#### Web page and app entries
<<<<

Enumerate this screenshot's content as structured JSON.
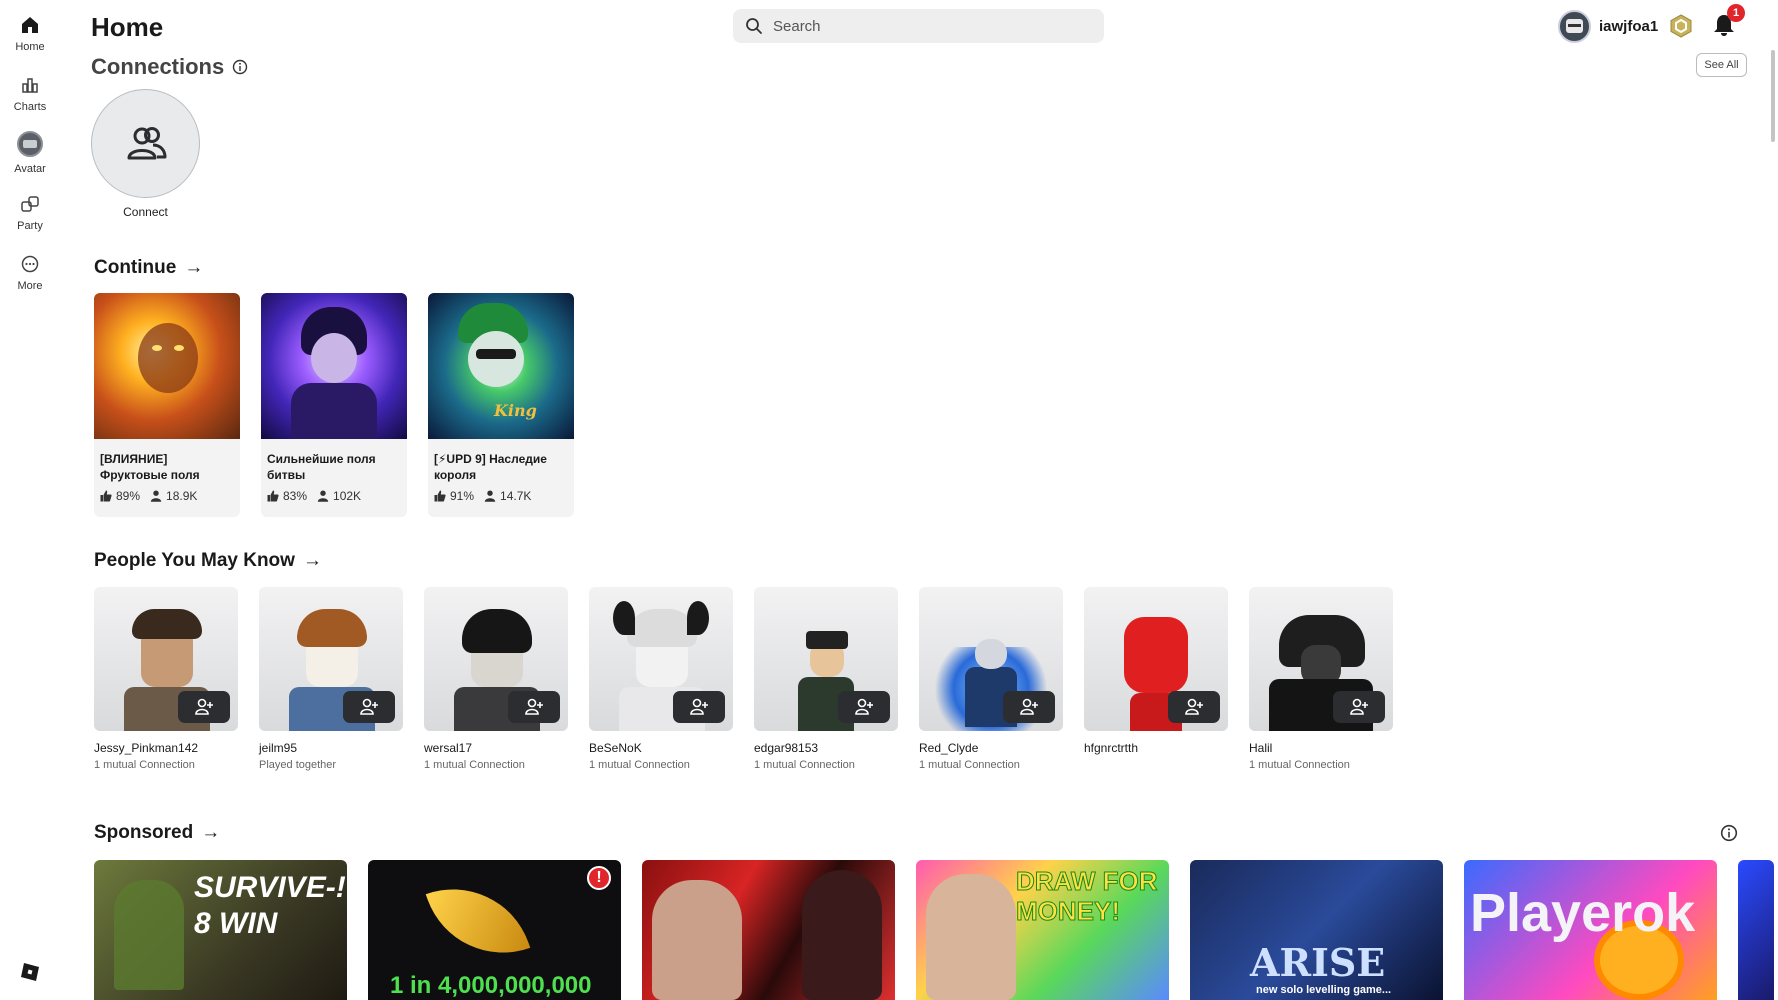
{
  "sidebar": {
    "items": [
      {
        "label": "Home"
      },
      {
        "label": "Charts"
      },
      {
        "label": "Avatar"
      },
      {
        "label": "Party"
      },
      {
        "label": "More"
      }
    ]
  },
  "header": {
    "title": "Home",
    "search_placeholder": "Search",
    "username": "iawjfoa1",
    "notification_count": "1"
  },
  "connections": {
    "title": "Connections",
    "see_all": "See All",
    "connect_label": "Connect"
  },
  "continue": {
    "title": "Continue",
    "games": [
      {
        "name": "[ВЛИЯНИЕ] Фруктовые поля битвы",
        "rating": "89%",
        "players": "18.9K"
      },
      {
        "name": "Сильнейшие поля битвы",
        "rating": "83%",
        "players": "102K"
      },
      {
        "name": "[⚡UPD 9] Наследие короля",
        "rating": "91%",
        "players": "14.7K"
      }
    ]
  },
  "people": {
    "title": "People You May Know",
    "list": [
      {
        "name": "Jessy_Pinkman142",
        "sub": "1 mutual Connection"
      },
      {
        "name": "jeilm95",
        "sub": "Played together"
      },
      {
        "name": "wersal17",
        "sub": "1 mutual Connection"
      },
      {
        "name": "BeSeNoK",
        "sub": "1 mutual Connection"
      },
      {
        "name": "edgar98153",
        "sub": "1 mutual Connection"
      },
      {
        "name": "Red_Clyde",
        "sub": "1 mutual Connection"
      },
      {
        "name": "hfgnrctrtth",
        "sub": ""
      },
      {
        "name": "Halil",
        "sub": "1 mutual Connection"
      }
    ]
  },
  "sponsored": {
    "title": "Sponsored",
    "ads": [
      {
        "text": "SURVIVE-! 8 WIN"
      },
      {
        "text": "1 in 4,000,000,000"
      },
      {
        "text": ""
      },
      {
        "text": "DRAW FOR MONEY!"
      },
      {
        "text": "ARISE",
        "subtext": "new solo levelling game..."
      },
      {
        "text": "Playerok"
      }
    ]
  },
  "colors": {
    "accent_dark": "#2b2d30",
    "badge_red": "#e0262b",
    "search_bg": "#eeeeef"
  }
}
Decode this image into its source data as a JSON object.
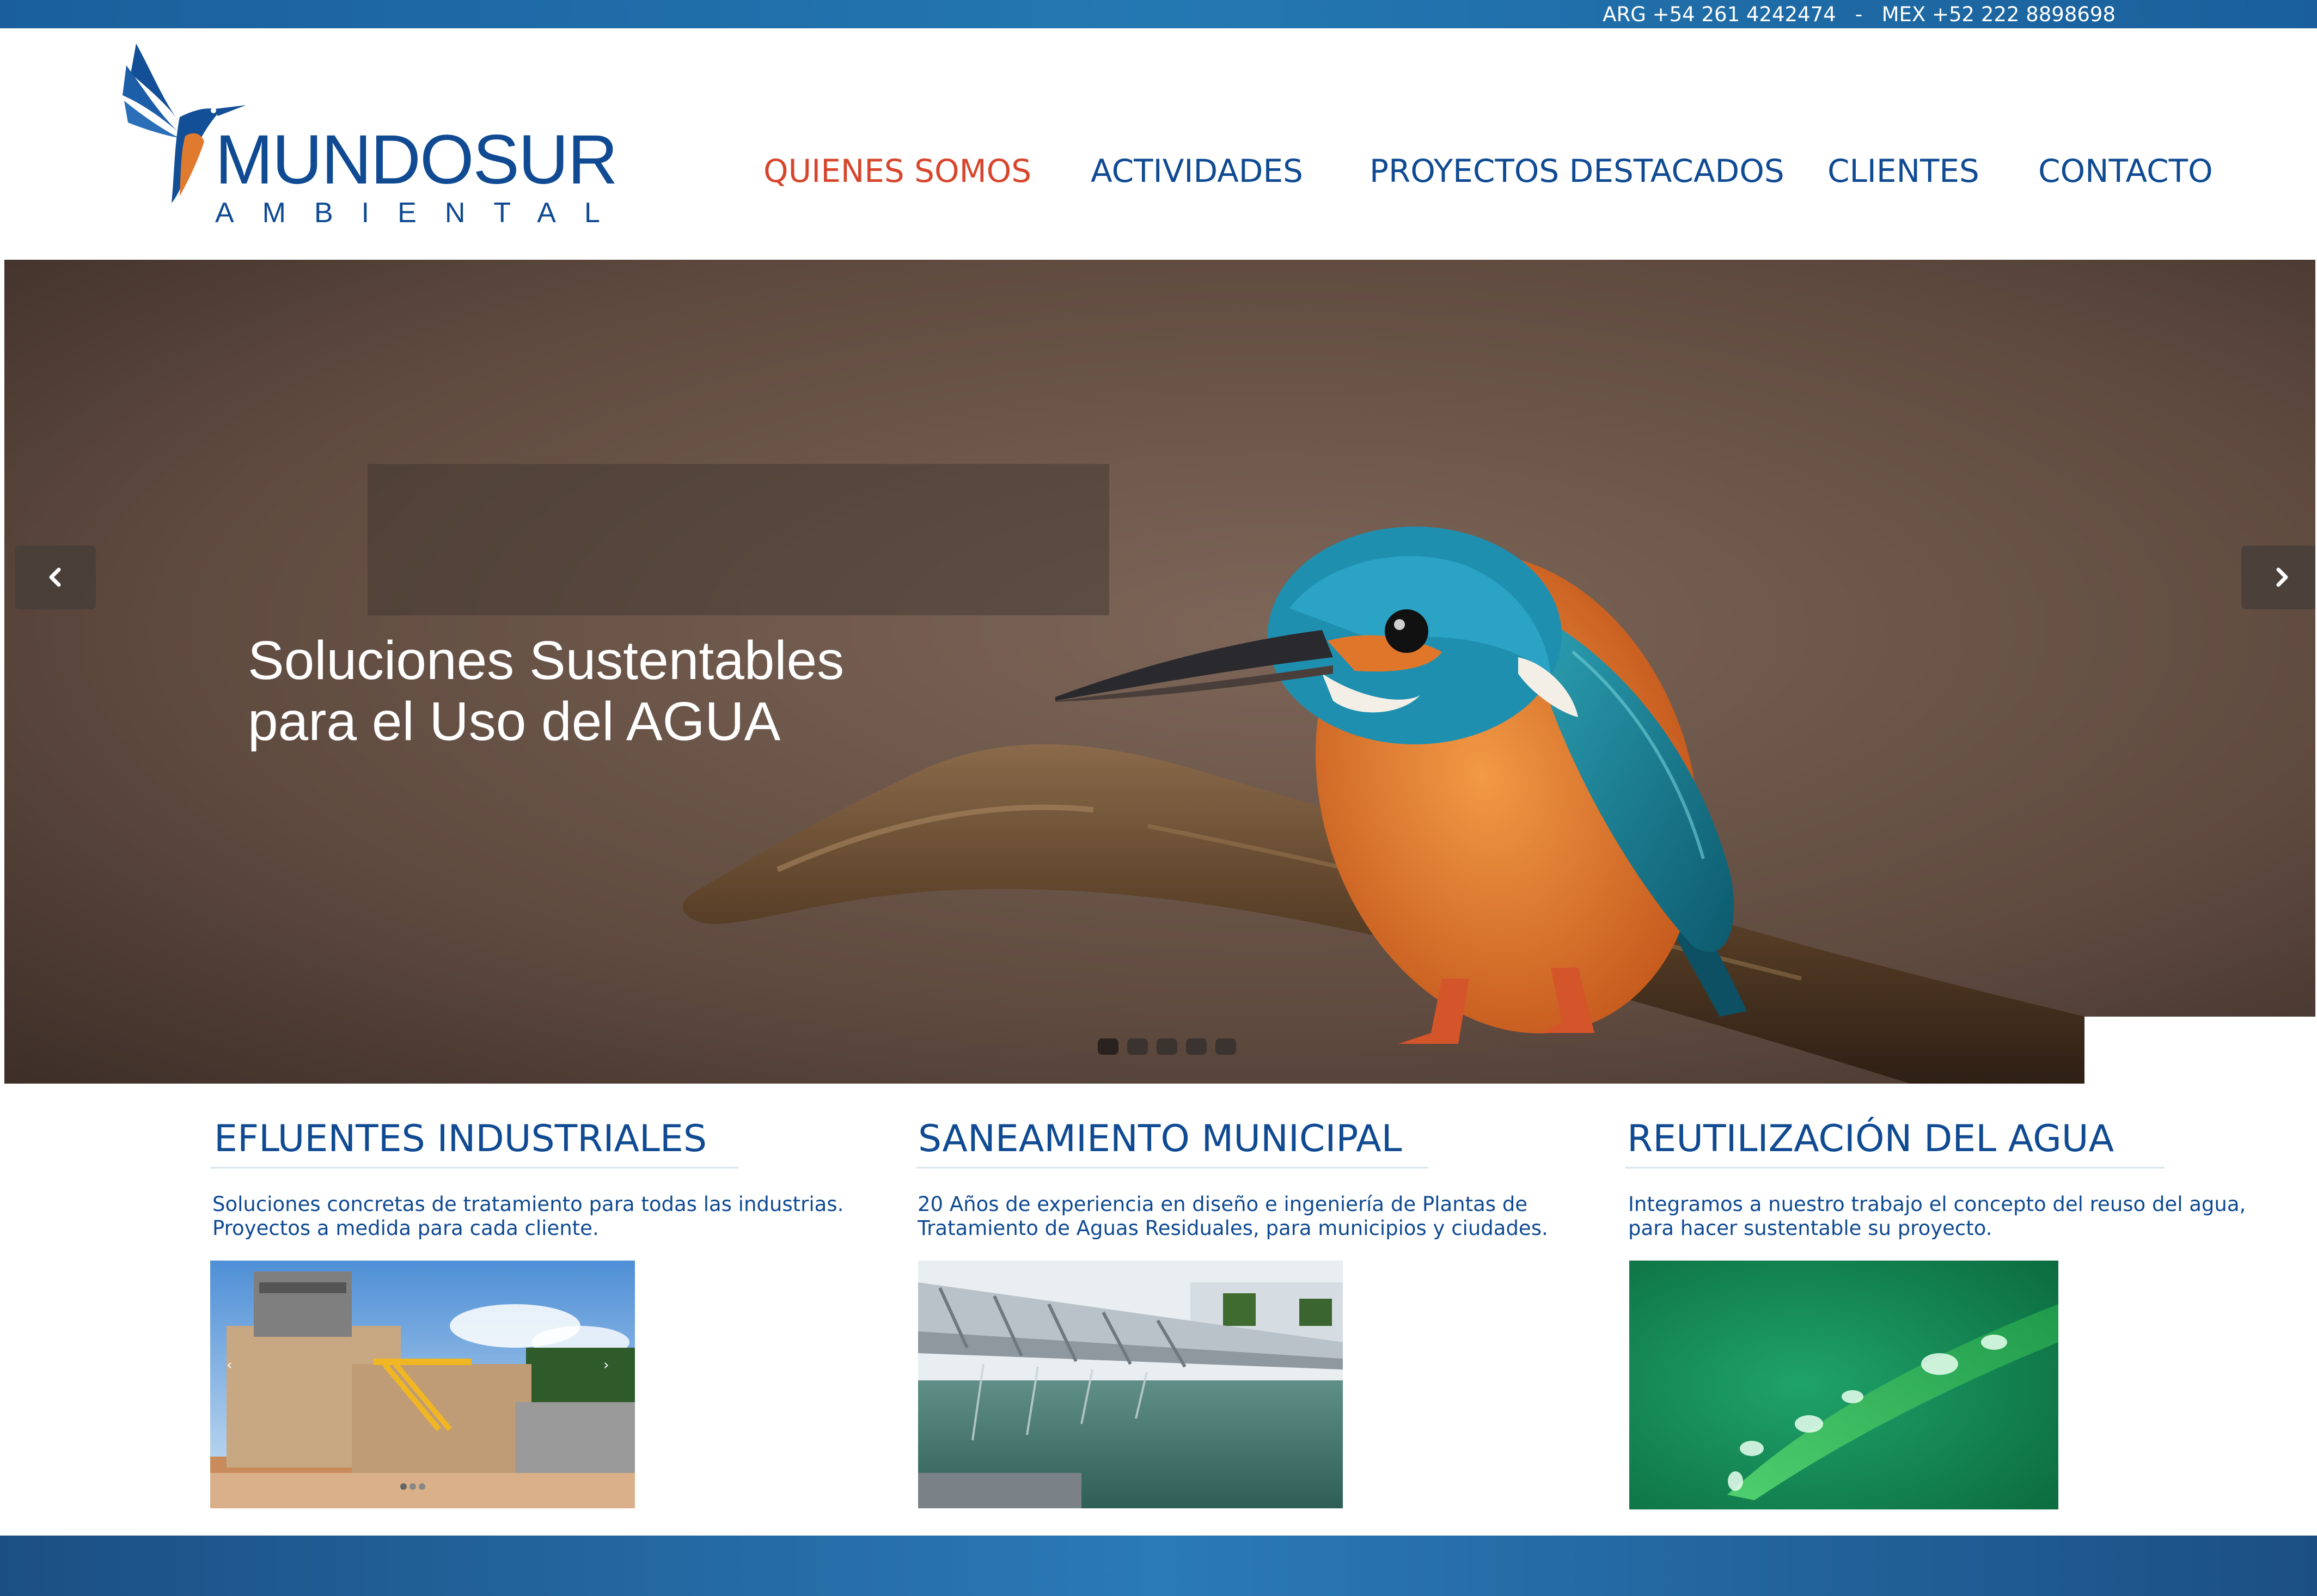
{
  "topbar": {
    "contact": "ARG +54 261 4242474   -   MEX +52 222 8898698"
  },
  "logo": {
    "name": "MUNDOSUR",
    "sub": "AMBIENTAL"
  },
  "nav": [
    {
      "label": "QUIENES SOMOS",
      "active": true
    },
    {
      "label": "ACTIVIDADES"
    },
    {
      "label": "PROYECTOS DESTACADOS"
    },
    {
      "label": "CLIENTES"
    },
    {
      "label": "CONTACTO"
    }
  ],
  "hero": {
    "title_line1": "Soluciones Sustentables",
    "title_line2": "para el Uso del AGUA",
    "slide_count": 5,
    "active_slide": 1
  },
  "columns": [
    {
      "title": "EFLUENTES INDUSTRIALES",
      "text_line1": "Soluciones concretas de tratamiento para todas las industrias.",
      "text_line2": "Proyectos a medida para cada cliente."
    },
    {
      "title": "SANEAMIENTO MUNICIPAL",
      "text_line1": "20 Años de experiencia en diseño e ingeniería de Plantas de",
      "text_line2": "Tratamiento de Aguas Residuales, para municipios y ciudades."
    },
    {
      "title": "REUTILIZACIÓN DEL AGUA",
      "text_line1": "Integramos a nuestro trabajo el concepto del reuso del agua,",
      "text_line2": "para hacer sustentable su proyecto."
    }
  ],
  "colors": {
    "brand_blue": "#0f4a92",
    "nav_active": "#d6462c",
    "bar_blue": "#2478b2"
  }
}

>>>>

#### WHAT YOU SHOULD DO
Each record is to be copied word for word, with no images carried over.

#### FINISHED TASK
Enumerate this screenshot's content as structured JSON.
{
  "sidebar": {
    "items": [
      {
        "label": "Home"
      },
      {
        "label": "Charts"
      },
      {
        "label": "Avatar"
      },
      {
        "label": "Party"
      },
      {
        "label": "More"
      }
    ]
  },
  "header": {
    "title": "Home",
    "search_placeholder": "Search",
    "username": "iawjfoa1",
    "notification_count": "1"
  },
  "connections": {
    "title": "Connections",
    "see_all": "See All",
    "connect_label": "Connect"
  },
  "continue": {
    "title": "Continue",
    "games": [
      {
        "name": "[ВЛИЯНИЕ] Фруктовые поля битвы",
        "rating": "89%",
        "players": "18.9K"
      },
      {
        "name": "Сильнейшие поля битвы",
        "rating": "83%",
        "players": "102K"
      },
      {
        "name": "[⚡UPD 9] Наследие короля",
        "rating": "91%",
        "players": "14.7K"
      }
    ]
  },
  "people": {
    "title": "People You May Know",
    "list": [
      {
        "name": "Jessy_Pinkman142",
        "sub": "1 mutual Connection"
      },
      {
        "name": "jeilm95",
        "sub": "Played together"
      },
      {
        "name": "wersal17",
        "sub": "1 mutual Connection"
      },
      {
        "name": "BeSeNoK",
        "sub": "1 mutual Connection"
      },
      {
        "name": "edgar98153",
        "sub": "1 mutual Connection"
      },
      {
        "name": "Red_Clyde",
        "sub": "1 mutual Connection"
      },
      {
        "name": "hfgnrctrtth",
        "sub": ""
      },
      {
        "name": "Halil",
        "sub": "1 mutual Connection"
      }
    ]
  },
  "sponsored": {
    "title": "Sponsored",
    "ads": [
      {
        "text": "SURVIVE-! 8 WIN"
      },
      {
        "text": "1 in 4,000,000,000"
      },
      {
        "text": ""
      },
      {
        "text": "DRAW FOR MONEY!"
      },
      {
        "text": "ARISE",
        "subtext": "new solo levelling game..."
      },
      {
        "text": "Playerok"
      }
    ]
  },
  "colors": {
    "accent_dark": "#2b2d30",
    "badge_red": "#e0262b",
    "search_bg": "#eeeeef"
  }
}
Decode this image into its source data as a JSON object.
{
  "topbar": {
    "contact": "ARG +54 261 4242474   -   MEX +52 222 8898698"
  },
  "logo": {
    "name": "MUNDOSUR",
    "sub": "AMBIENTAL"
  },
  "nav": [
    {
      "label": "QUIENES SOMOS",
      "active": true
    },
    {
      "label": "ACTIVIDADES"
    },
    {
      "label": "PROYECTOS DESTACADOS"
    },
    {
      "label": "CLIENTES"
    },
    {
      "label": "CONTACTO"
    }
  ],
  "hero": {
    "title_line1": "Soluciones Sustentables",
    "title_line2": "para el Uso del AGUA",
    "slide_count": 5,
    "active_slide": 1
  },
  "columns": [
    {
      "title": "EFLUENTES INDUSTRIALES",
      "text_line1": "Soluciones concretas de tratamiento para todas las industrias.",
      "text_line2": "Proyectos a medida para cada cliente."
    },
    {
      "title": "SANEAMIENTO MUNICIPAL",
      "text_line1": "20 Años de experiencia en diseño e ingeniería de Plantas de",
      "text_line2": "Tratamiento de Aguas Residuales, para municipios y ciudades."
    },
    {
      "title": "REUTILIZACIÓN DEL AGUA",
      "text_line1": "Integramos a nuestro trabajo el concepto del reuso del agua,",
      "text_line2": "para hacer sustentable su proyecto."
    }
  ],
  "colors": {
    "brand_blue": "#0f4a92",
    "nav_active": "#d6462c",
    "bar_blue": "#2478b2"
  }
}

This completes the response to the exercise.